Countdown: Ranking the Mavs -- No. 9
By Jeff Caplan
So the NBA owners lock out the players and the NBA league office rids NBA.com of any evidence of current NBA players yet still unveils, with a curious amount of revelry, the 2011-12 NBA schedule.
Talk about fantasy basketball.
That leads me, in a roundabout kind of way, to springy small forward Corey Brewer. When he was traded from Minnesota to New York as part of the Carmelo Anthony deal, and then the Knicks made it clear they planned to waive him, every playoff team in the league seemed to value Brewer as a must-have.
The athletic youngster chose to play for the Dallas Mavericks and signed on for another two seasons. Now, if any of you fantasy players out there scooped up Brewer, well, you probably became quite disappointed (not that he was a great fantasy player in the first place, but just go with it). The guy couldn't get off the bench. Yes, he had his few moments, and none greater than his super eight minutes in the third quarter of Game 1 at Los Angeles when the Mavs trailed by 16 and looked to be headed for a 1-0 hole to the two-time defending champs.
OK, we'll get to the rest of the story below now that I've let the cat out of the bag as to who the next player is in my ongoing Countdown series. If you haven't been following along, I'm ranking and analyzing the 16 players currently on Dallas' 15-man roster, one a day, from least critical to most critical to a title defense (with likelihood of being on the roster next season playing a significant role in the ranking).
So, yes, No. 9 is:
The size of Corey Brewer's role with the Mavericks will depend on whether Caron Butler is re-signed and healthy.
COREY BREWER Pos: SF
Experience: 4 years
Age: 25 (March 5, 1986)
Contract status: Signed through 2012-13
2010-11 salary: $2.9 million
2011-12 salary: $3.1 million

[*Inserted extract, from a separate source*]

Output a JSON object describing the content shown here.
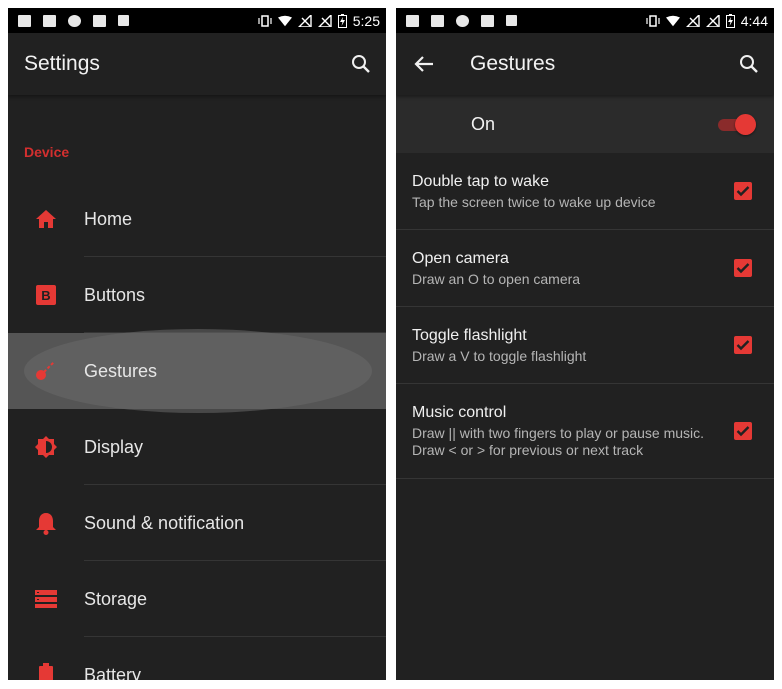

His story: So what to make of Corey Brewer? He has tremendous athletic ability, has the long, lanky frame to be an annoying defender. He doesn't have a great offensive game but did show an ability to soar to the bucket and coaches worked relentlessly on his jumper from the time of his arrival in early March. In three-plus seasons with the Timberwolves, Brewer's best season was 2009-10 when he averaged 13.0 points, 3.4 rebounds and 2.4 assists playing more than 30 minutes a night as a starter. But in the 56 games he played up north last season, his minutes dropped significantly and so did his production. It's almost impossible to gauge anything with the dysfunction of the Minnesota franchise, so it's tough to say what was really going on there. Most teams, judging by the sudden interest in him last season, believed Brewer has the goods to contribute and a change of scenery to a functioning franchise would greatly help him. Dallas seemed to think he could give them another defender against the wings they'd face in the playoffs.
His outlook: So where does Brewer go now after playing just 23 total minutes in six playoff games for the world champs? He didn't step foot on the floor after May 17. Well, the first question that has to be answered is: Will Caron Butler be back? If Butler returns, he figures to reclaim his starting spot at small forward (assuming his surgically repaired right knee is ready to go, and there's no reason to believe it won't be after his well-chronicled, grueling rehab) and Shawn Marion will slide back to the bench. Shooting guard? Well, there's not a lot of PT going on there with Rudy Fernandez, Jason Terry and Rodrigue Beaubois all in the mix. Now, if Butler moves on, that changes everything. Either the Mavs dip into the free-agent market or they put their trust in Brewer as a likely backup to Marion. Dallas wanted Brewer because he gives them another young, athletic player on a team that doesn't have many of those types in a league that's growing more youthful and athletic every day. However, the question remains whether there will be a consistent role for him next season among all those older dudes coach Rick Carlisle trusts so much.